▶ [YOUR INSTRUCTIONS] The expected response is a copy of every line in the entries below that includes the word "screenshot".

▶ [DATASET EXTRACT]
--- --- ---

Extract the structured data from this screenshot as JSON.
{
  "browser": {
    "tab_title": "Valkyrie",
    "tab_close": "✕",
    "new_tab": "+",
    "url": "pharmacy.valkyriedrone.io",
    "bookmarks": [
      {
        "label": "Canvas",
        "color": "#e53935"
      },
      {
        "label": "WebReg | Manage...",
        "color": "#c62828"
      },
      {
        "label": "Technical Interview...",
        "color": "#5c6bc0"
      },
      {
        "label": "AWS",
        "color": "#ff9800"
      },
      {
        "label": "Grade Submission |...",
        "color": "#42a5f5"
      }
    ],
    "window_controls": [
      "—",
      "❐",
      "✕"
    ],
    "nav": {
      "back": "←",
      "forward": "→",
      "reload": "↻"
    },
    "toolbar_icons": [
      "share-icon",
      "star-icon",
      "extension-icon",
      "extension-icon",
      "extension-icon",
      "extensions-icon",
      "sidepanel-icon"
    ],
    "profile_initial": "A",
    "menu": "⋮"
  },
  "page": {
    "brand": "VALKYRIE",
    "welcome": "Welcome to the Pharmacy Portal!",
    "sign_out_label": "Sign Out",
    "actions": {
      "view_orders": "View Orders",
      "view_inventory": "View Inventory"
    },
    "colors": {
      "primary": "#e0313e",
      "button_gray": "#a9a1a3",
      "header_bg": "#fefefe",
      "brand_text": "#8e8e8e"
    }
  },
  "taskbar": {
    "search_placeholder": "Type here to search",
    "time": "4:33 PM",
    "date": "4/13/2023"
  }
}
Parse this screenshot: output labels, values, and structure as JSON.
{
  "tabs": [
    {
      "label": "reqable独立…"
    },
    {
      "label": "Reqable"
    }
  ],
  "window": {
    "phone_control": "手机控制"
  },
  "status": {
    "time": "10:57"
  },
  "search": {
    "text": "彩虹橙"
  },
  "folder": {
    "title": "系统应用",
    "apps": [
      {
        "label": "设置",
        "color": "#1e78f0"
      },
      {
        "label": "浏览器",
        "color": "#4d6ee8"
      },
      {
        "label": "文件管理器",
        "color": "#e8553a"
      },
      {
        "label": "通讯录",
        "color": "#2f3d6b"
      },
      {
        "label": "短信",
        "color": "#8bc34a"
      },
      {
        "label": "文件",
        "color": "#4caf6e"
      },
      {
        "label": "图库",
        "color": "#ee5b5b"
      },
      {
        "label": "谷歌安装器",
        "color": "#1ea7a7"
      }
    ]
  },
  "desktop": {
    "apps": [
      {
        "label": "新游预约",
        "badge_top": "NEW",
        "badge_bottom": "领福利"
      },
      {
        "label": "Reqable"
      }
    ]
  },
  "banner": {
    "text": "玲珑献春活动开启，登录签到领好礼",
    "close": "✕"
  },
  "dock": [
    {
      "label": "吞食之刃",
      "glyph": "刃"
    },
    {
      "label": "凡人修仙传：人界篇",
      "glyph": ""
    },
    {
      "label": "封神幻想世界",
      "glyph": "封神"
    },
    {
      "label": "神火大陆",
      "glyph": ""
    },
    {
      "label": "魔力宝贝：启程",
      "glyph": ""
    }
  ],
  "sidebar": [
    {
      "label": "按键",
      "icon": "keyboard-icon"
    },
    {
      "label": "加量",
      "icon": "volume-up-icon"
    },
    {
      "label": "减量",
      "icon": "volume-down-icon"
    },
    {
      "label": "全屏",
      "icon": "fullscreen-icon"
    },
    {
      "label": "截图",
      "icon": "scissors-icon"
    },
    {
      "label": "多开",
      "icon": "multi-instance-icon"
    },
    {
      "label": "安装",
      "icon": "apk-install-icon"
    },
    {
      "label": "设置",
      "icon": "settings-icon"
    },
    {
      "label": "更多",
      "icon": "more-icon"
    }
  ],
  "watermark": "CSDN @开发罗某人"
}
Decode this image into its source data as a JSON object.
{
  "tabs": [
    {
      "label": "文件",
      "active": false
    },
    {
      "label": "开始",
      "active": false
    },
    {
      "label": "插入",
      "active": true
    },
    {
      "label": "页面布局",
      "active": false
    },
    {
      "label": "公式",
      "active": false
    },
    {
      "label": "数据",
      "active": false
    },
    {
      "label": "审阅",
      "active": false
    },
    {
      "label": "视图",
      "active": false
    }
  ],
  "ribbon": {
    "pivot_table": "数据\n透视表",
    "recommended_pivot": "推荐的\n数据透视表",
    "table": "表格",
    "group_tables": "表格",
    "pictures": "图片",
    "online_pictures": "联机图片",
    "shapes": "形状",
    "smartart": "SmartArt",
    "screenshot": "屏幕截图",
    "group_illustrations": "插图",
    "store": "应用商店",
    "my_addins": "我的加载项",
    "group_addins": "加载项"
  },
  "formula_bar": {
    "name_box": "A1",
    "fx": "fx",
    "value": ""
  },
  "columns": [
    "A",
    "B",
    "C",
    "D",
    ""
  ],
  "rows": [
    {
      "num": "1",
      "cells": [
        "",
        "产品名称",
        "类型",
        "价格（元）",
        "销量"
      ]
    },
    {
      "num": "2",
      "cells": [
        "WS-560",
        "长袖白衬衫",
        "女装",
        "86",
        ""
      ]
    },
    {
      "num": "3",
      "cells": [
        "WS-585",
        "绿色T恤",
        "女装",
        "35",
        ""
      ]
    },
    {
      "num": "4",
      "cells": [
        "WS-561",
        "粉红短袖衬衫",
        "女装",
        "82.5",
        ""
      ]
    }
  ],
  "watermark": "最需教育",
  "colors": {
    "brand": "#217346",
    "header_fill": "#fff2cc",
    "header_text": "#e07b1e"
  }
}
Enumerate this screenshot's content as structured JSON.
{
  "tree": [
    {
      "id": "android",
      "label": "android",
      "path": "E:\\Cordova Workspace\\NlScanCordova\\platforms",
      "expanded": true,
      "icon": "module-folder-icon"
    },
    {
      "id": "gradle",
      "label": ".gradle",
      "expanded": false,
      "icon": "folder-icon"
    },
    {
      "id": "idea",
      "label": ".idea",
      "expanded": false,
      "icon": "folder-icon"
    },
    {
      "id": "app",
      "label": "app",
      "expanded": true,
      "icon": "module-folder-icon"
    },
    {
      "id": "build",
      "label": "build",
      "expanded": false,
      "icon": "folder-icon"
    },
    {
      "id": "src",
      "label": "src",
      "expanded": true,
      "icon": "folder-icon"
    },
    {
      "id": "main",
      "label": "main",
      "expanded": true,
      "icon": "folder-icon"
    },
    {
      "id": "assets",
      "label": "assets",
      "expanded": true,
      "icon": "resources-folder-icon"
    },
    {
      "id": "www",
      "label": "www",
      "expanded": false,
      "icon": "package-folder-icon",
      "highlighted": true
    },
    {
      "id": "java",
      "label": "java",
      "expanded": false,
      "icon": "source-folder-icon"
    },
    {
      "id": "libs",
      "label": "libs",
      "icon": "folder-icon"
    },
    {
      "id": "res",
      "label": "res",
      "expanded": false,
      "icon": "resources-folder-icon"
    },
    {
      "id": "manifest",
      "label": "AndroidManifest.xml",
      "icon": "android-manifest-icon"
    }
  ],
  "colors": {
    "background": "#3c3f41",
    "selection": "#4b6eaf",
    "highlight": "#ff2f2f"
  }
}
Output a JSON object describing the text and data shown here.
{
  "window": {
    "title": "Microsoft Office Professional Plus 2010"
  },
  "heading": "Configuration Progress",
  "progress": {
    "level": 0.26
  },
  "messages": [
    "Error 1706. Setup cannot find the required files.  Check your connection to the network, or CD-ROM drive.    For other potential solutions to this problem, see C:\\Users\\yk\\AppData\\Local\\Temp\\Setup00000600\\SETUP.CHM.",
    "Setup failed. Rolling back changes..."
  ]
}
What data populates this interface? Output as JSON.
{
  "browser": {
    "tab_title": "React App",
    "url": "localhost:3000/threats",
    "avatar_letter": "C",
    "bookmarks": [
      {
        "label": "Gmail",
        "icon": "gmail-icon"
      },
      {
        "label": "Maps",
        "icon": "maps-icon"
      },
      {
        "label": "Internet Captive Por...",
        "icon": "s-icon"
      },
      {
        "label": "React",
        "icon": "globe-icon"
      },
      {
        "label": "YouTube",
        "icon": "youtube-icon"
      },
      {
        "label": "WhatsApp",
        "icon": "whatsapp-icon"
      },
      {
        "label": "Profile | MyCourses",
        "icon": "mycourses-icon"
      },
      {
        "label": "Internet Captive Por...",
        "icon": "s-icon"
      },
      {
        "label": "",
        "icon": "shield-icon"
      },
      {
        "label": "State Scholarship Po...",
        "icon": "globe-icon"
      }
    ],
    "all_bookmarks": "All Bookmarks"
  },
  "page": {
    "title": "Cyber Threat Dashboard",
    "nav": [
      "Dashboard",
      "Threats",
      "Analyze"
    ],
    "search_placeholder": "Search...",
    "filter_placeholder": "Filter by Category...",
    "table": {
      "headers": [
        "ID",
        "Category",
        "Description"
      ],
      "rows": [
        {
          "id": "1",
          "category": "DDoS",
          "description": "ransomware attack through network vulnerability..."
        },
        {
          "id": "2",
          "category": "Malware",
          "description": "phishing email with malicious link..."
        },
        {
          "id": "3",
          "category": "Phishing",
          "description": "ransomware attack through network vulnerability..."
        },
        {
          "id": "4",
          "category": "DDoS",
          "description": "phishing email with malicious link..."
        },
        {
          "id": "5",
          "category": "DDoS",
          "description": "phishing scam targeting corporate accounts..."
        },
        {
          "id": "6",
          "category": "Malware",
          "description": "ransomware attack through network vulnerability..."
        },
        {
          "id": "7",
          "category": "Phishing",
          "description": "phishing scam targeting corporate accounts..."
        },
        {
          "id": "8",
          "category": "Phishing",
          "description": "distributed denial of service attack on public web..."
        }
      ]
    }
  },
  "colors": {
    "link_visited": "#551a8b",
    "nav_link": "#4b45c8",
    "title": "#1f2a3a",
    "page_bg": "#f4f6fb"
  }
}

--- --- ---

▶ [SOLUTION TO THIS EXERCISE]
Extract the structured data from this screenshot as JSON.
Parse this screenshot: output labels, values, and structure as JSON.
    "screenshot": "屏幕截图",
Enumerate this screenshot's content as structured JSON.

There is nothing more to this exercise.